Give every line below again, exactly.
──────── RECORDS FOR THE TASK ────────
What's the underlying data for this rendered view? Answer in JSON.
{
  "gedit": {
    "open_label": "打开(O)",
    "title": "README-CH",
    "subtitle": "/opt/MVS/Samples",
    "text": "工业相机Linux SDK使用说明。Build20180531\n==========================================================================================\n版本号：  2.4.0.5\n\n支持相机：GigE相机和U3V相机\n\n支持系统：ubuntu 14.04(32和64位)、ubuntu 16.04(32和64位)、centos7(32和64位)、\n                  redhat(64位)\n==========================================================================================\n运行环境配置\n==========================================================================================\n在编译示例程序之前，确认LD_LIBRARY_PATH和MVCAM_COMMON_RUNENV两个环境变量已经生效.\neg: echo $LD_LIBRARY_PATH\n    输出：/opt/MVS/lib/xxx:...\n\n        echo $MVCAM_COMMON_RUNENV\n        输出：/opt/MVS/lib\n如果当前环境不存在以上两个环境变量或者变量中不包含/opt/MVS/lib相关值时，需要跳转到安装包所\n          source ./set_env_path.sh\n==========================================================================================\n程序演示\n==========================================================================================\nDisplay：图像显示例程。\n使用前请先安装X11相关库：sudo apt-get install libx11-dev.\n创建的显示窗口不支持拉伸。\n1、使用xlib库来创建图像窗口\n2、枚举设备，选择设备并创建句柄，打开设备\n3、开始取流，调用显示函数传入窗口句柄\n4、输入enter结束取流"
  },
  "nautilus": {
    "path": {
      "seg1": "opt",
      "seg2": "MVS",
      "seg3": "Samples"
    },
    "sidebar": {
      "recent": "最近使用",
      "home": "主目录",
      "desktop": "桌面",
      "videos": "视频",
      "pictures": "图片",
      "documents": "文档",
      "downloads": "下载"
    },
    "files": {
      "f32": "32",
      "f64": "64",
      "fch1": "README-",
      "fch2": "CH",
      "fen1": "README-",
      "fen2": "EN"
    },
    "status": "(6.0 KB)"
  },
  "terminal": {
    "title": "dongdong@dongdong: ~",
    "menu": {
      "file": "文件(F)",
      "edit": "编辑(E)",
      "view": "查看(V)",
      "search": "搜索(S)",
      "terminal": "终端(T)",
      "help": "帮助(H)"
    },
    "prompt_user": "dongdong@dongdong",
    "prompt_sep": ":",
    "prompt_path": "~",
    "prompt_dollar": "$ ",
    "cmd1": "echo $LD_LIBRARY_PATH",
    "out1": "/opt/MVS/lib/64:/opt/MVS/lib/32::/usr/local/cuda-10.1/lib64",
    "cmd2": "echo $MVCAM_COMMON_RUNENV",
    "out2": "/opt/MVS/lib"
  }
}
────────
## RESULT BELOW:
What's the underlying data for this rendered view? Answer in JSON.
{
  "gedit": {
    "open_label": "打开(O)",
    "title": "README-CH",
    "subtitle": "/opt/MVS/Samples",
    "text": "工业相机Linux SDK使用说明。Build20180531\n==========================================================================================\n版本号：  2.4.0.5\n\n支持相机：GigE相机和U3V相机\n\n支持系统：ubuntu 14.04(32和64位)、ubuntu 16.04(32和64位)、centos7(32和64位)、\n                  redhat(64位)\n==========================================================================================\n运行环境配置\n==========================================================================================\n在编译示例程序之前，确认LD_LIBRARY_PATH和MVCAM_COMMON_RUNENV两个环境变量已经生效.\neg: echo $LD_LIBRARY_PATH\n    输出：/opt/MVS/lib/xxx:...\n\n        echo $MVCAM_COMMON_RUNENV\n        输出：/opt/MVS/lib\n如果当前环境不存在以上两个环境变量或者变量中不包含/opt/MVS/lib相关值时，需要跳转到安装包所\n          source ./set_env_path.sh\n==========================================================================================\n程序演示\n==========================================================================================\nDisplay：图像显示例程。\n使用前请先安装X11相关库：sudo apt-get install libx11-dev.\n创建的显示窗口不支持拉伸。\n1、使用xlib库来创建图像窗口\n2、枚举设备，选择设备并创建句柄，打开设备\n3、开始取流，调用显示函数传入窗口句柄\n4、输入enter结束取流"
  },
  "nautilus": {
    "path": {
      "seg1": "opt",
      "seg2": "MVS",
      "seg3": "Samples"
    },
    "sidebar": {
      "recent": "最近使用",
      "home": "主目录",
      "desktop": "桌面",
      "videos": "视频",
      "pictures": "图片",
      "documents": "文档",
      "downloads": "下载"
    },
    "files": {
      "f32": "32",
      "f64": "64",
      "fch1": "README-",
      "fch2": "CH",
      "fen1": "README-",
      "fen2": "EN"
    },
    "status": "(6.0 KB)"
  },
  "terminal": {
    "title": "dongdong@dongdong: ~",
    "menu": {
      "file": "文件(F)",
      "edit": "编辑(E)",
      "view": "查看(V)",
      "search": "搜索(S)",
      "terminal": "终端(T)",
      "help": "帮助(H)"
    },
    "prompt_user": "dongdong@dongdong",
    "prompt_sep": ":",
    "prompt_path": "~",
    "prompt_dollar": "$ ",
    "cmd1": "echo $LD_LIBRARY_PATH",
    "out1": "/opt/MVS/lib/64:/opt/MVS/lib/32::/usr/local/cuda-10.1/lib64",
    "cmd2": "echo $MVCAM_COMMON_RUNENV",
    "out2": "/opt/MVS/lib"
  }
}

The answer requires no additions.